HOW TO COMPLETE THIS TASK: Word for word, reproduce all of the entries shown below.

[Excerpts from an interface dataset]
*** Begin section ***
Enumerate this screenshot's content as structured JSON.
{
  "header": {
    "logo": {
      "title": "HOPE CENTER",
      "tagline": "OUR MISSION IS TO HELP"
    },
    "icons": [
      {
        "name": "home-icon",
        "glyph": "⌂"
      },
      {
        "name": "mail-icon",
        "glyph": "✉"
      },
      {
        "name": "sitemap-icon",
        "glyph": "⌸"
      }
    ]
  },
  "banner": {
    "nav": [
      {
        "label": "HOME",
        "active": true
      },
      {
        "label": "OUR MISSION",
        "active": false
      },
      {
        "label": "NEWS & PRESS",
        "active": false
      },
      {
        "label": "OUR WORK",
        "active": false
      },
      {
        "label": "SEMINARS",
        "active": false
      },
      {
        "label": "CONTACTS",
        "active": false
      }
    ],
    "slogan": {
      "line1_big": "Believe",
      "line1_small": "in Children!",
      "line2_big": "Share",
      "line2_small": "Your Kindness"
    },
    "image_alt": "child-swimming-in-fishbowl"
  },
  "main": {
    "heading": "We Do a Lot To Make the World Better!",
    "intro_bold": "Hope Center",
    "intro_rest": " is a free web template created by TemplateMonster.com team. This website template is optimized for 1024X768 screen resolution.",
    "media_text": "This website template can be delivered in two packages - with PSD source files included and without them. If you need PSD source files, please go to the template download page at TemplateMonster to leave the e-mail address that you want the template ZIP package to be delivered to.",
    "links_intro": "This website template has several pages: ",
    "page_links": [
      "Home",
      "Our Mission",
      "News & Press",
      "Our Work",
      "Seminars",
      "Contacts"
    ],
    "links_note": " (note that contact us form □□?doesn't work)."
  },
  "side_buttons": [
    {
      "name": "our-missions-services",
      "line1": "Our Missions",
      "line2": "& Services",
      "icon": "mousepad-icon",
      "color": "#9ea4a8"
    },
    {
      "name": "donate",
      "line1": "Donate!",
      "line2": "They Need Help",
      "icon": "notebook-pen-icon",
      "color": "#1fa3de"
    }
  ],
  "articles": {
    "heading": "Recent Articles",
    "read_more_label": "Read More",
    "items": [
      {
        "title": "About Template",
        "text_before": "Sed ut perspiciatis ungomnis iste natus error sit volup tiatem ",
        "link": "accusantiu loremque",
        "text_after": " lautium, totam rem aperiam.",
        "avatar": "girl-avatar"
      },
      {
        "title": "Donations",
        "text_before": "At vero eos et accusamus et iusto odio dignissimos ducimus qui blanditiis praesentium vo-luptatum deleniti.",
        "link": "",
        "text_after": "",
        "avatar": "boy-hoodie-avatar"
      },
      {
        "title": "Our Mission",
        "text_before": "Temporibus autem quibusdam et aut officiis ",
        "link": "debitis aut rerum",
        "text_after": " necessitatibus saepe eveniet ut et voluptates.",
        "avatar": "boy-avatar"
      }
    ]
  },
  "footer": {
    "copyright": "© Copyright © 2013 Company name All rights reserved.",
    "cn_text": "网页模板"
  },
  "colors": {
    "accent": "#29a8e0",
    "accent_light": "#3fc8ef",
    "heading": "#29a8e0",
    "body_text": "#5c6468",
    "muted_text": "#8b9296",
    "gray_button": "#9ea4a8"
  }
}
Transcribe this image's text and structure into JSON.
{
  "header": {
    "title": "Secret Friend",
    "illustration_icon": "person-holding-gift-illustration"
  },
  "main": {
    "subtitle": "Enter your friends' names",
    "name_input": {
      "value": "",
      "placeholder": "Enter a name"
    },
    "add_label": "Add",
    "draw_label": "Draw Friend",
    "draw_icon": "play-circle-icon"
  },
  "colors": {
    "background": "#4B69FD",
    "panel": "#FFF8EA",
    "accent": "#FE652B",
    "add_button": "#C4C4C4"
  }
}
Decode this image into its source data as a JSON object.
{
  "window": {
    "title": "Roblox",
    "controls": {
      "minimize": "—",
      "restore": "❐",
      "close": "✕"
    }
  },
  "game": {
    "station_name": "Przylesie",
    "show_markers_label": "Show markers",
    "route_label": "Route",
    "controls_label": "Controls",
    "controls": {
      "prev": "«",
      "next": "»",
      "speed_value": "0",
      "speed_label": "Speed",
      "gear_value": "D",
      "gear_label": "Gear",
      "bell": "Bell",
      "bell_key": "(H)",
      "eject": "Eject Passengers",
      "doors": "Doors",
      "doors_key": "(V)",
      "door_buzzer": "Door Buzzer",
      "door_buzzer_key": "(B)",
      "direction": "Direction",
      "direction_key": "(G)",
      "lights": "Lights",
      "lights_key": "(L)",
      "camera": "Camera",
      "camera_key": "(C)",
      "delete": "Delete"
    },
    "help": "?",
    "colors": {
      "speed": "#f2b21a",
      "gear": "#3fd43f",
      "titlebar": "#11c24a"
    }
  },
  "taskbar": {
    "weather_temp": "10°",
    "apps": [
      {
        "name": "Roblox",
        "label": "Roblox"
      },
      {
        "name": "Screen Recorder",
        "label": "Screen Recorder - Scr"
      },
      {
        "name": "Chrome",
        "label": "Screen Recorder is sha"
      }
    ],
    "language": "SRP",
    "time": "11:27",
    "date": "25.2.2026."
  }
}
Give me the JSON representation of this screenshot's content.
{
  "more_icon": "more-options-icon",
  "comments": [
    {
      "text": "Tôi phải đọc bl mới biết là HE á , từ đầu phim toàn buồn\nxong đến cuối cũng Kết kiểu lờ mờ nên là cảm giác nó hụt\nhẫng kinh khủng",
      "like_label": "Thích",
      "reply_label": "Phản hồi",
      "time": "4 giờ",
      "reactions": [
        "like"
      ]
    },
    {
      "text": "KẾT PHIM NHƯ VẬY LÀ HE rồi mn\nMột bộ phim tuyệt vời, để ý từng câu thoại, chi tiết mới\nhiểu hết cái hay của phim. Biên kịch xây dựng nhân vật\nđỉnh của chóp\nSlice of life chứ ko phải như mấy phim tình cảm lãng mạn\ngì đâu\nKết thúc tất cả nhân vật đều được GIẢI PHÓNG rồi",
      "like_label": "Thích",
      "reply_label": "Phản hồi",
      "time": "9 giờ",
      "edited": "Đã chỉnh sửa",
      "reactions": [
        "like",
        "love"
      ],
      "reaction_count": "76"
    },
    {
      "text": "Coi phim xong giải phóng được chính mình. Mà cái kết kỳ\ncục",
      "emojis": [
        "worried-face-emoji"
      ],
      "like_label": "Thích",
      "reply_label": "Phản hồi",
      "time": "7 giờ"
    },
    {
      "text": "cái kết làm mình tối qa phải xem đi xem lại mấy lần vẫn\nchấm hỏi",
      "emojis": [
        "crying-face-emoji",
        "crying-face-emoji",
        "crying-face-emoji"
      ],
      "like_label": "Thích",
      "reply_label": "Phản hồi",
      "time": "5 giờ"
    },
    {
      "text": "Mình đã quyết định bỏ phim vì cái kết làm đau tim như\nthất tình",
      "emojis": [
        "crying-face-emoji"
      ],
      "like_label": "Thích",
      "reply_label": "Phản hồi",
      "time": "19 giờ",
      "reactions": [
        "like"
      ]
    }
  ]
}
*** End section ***
WRITTEN RESPONSE:
Enumerate this screenshot's content as structured JSON.
{
  "header": {
    "logo": {
      "title": "HOPE CENTER",
      "tagline": "OUR MISSION IS TO HELP"
    },
    "icons": [
      {
        "name": "home-icon",
        "glyph": "⌂"
      },
      {
        "name": "mail-icon",
        "glyph": "✉"
      },
      {
        "name": "sitemap-icon",
        "glyph": "⌸"
      }
    ]
  },
  "banner": {
    "nav": [
      {
        "label": "HOME",
        "active": true
      },
      {
        "label": "OUR MISSION",
        "active": false
      },
      {
        "label": "NEWS & PRESS",
        "active": false
      },
      {
        "label": "OUR WORK",
        "active": false
      },
      {
        "label": "SEMINARS",
        "active": false
      },
      {
        "label": "CONTACTS",
        "active": false
      }
    ],
    "slogan": {
      "line1_big": "Believe",
      "line1_small": "in Children!",
      "line2_big": "Share",
      "line2_small": "Your Kindness"
    },
    "image_alt": "child-swimming-in-fishbowl"
  },
  "main": {
    "heading": "We Do a Lot To Make the World Better!",
    "intro_bold": "Hope Center",
    "intro_rest": " is a free web template created by TemplateMonster.com team. This website template is optimized for 1024X768 screen resolution.",
    "media_text": "This website template can be delivered in two packages - with PSD source files included and without them. If you need PSD source files, please go to the template download page at TemplateMonster to leave the e-mail address that you want the template ZIP package to be delivered to.",
    "links_intro": "This website template has several pages: ",
    "page_links": [
      "Home",
      "Our Mission",
      "News & Press",
      "Our Work",
      "Seminars",
      "Contacts"
    ],
    "links_note": " (note that contact us form □□?doesn't work)."
  },
  "side_buttons": [
    {
      "name": "our-missions-services",
      "line1": "Our Missions",
      "line2": "& Services",
      "icon": "mousepad-icon",
      "color": "#9ea4a8"
    },
    {
      "name": "donate",
      "line1": "Donate!",
      "line2": "They Need Help",
      "icon": "notebook-pen-icon",
      "color": "#1fa3de"
    }
  ],
  "articles": {
    "heading": "Recent Articles",
    "read_more_label": "Read More",
    "items": [
      {
        "title": "About Template",
        "text_before": "Sed ut perspiciatis ungomnis iste natus error sit volup tiatem ",
        "link": "accusantiu loremque",
        "text_after": " lautium, totam rem aperiam.",
        "avatar": "girl-avatar"
      },
      {
        "title": "Donations",
        "text_before": "At vero eos et accusamus et iusto odio dignissimos ducimus qui blanditiis praesentium vo-luptatum deleniti.",
        "link": "",
        "text_after": "",
        "avatar": "boy-hoodie-avatar"
      },
      {
        "title": "Our Mission",
        "text_before": "Temporibus autem quibusdam et aut officiis ",
        "link": "debitis aut rerum",
        "text_after": " necessitatibus saepe eveniet ut et voluptates.",
        "avatar": "boy-avatar"
      }
    ]
  },
  "footer": {
    "copyright": "© Copyright © 2013 Company name All rights reserved.",
    "cn_text": "网页模板"
  },
  "colors": {
    "accent": "#29a8e0",
    "accent_light": "#3fc8ef",
    "heading": "#29a8e0",
    "body_text": "#5c6468",
    "muted_text": "#8b9296",
    "gray_button": "#9ea4a8"
  }
}
Transcribe this image's text and structure into JSON.
{
  "header": {
    "title": "Secret Friend",
    "illustration_icon": "person-holding-gift-illustration"
  },
  "main": {
    "subtitle": "Enter your friends' names",
    "name_input": {
      "value": "",
      "placeholder": "Enter a name"
    },
    "add_label": "Add",
    "draw_label": "Draw Friend",
    "draw_icon": "play-circle-icon"
  },
  "colors": {
    "background": "#4B69FD",
    "panel": "#FFF8EA",
    "accent": "#FE652B",
    "add_button": "#C4C4C4"
  }
}
Decode this image into its source data as a JSON object.
{
  "window": {
    "title": "Roblox",
    "controls": {
      "minimize": "—",
      "restore": "❐",
      "close": "✕"
    }
  },
  "game": {
    "station_name": "Przylesie",
    "show_markers_label": "Show markers",
    "route_label": "Route",
    "controls_label": "Controls",
    "controls": {
      "prev": "«",
      "next": "»",
      "speed_value": "0",
      "speed_label": "Speed",
      "gear_value": "D",
      "gear_label": "Gear",
      "bell": "Bell",
      "bell_key": "(H)",
      "eject": "Eject Passengers",
      "doors": "Doors",
      "doors_key": "(V)",
      "door_buzzer": "Door Buzzer",
      "door_buzzer_key": "(B)",
      "direction": "Direction",
      "direction_key": "(G)",
      "lights": "Lights",
      "lights_key": "(L)",
      "camera": "Camera",
      "camera_key": "(C)",
      "delete": "Delete"
    },
    "help": "?",
    "colors": {
      "speed": "#f2b21a",
      "gear": "#3fd43f",
      "titlebar": "#11c24a"
    }
  },
  "taskbar": {
    "weather_temp": "10°",
    "apps": [
      {
        "name": "Roblox",
        "label": "Roblox"
      },
      {
        "name": "Screen Recorder",
        "label": "Screen Recorder - Scr"
      },
      {
        "name": "Chrome",
        "label": "Screen Recorder is sha"
      }
    ],
    "language": "SRP",
    "time": "11:27",
    "date": "25.2.2026."
  }
}
Give me the JSON representation of this screenshot's content.
{
  "more_icon": "more-options-icon",
  "comments": [
    {
      "text": "Tôi phải đọc bl mới biết là HE á , từ đầu phim toàn buồn\nxong đến cuối cũng Kết kiểu lờ mờ nên là cảm giác nó hụt\nhẫng kinh khủng",
      "like_label": "Thích",
      "reply_label": "Phản hồi",
      "time": "4 giờ",
      "reactions": [
        "like"
      ]
    },
    {
      "text": "KẾT PHIM NHƯ VẬY LÀ HE rồi mn\nMột bộ phim tuyệt vời, để ý từng câu thoại, chi tiết mới\nhiểu hết cái hay của phim. Biên kịch xây dựng nhân vật\nđỉnh của chóp\nSlice of life chứ ko phải như mấy phim tình cảm lãng mạn\ngì đâu\nKết thúc tất cả nhân vật đều được GIẢI PHÓNG rồi",
      "like_label": "Thích",
      "reply_label": "Phản hồi",
      "time": "9 giờ",
      "edited": "Đã chỉnh sửa",
      "reactions": [
        "like",
        "love"
      ],
      "reaction_count": "76"
    },
    {
      "text": "Coi phim xong giải phóng được chính mình. Mà cái kết kỳ\ncục",
      "emojis": [
        "worried-face-emoji"
      ],
      "like_label": "Thích",
      "reply_label": "Phản hồi",
      "time": "7 giờ"
    },
    {
      "text": "cái kết làm mình tối qa phải xem đi xem lại mấy lần vẫn\nchấm hỏi",
      "emojis": [
        "crying-face-emoji",
        "crying-face-emoji",
        "crying-face-emoji"
      ],
      "like_label": "Thích",
      "reply_label": "Phản hồi",
      "time": "5 giờ"
    },
    {
      "text": "Mình đã quyết định bỏ phim vì cái kết làm đau tim như\nthất tình",
      "emojis": [
        "crying-face-emoji"
      ],
      "like_label": "Thích",
      "reply_label": "Phản hồi",
      "time": "19 giờ",
      "reactions": [
        "like"
      ]
    }
  ]
}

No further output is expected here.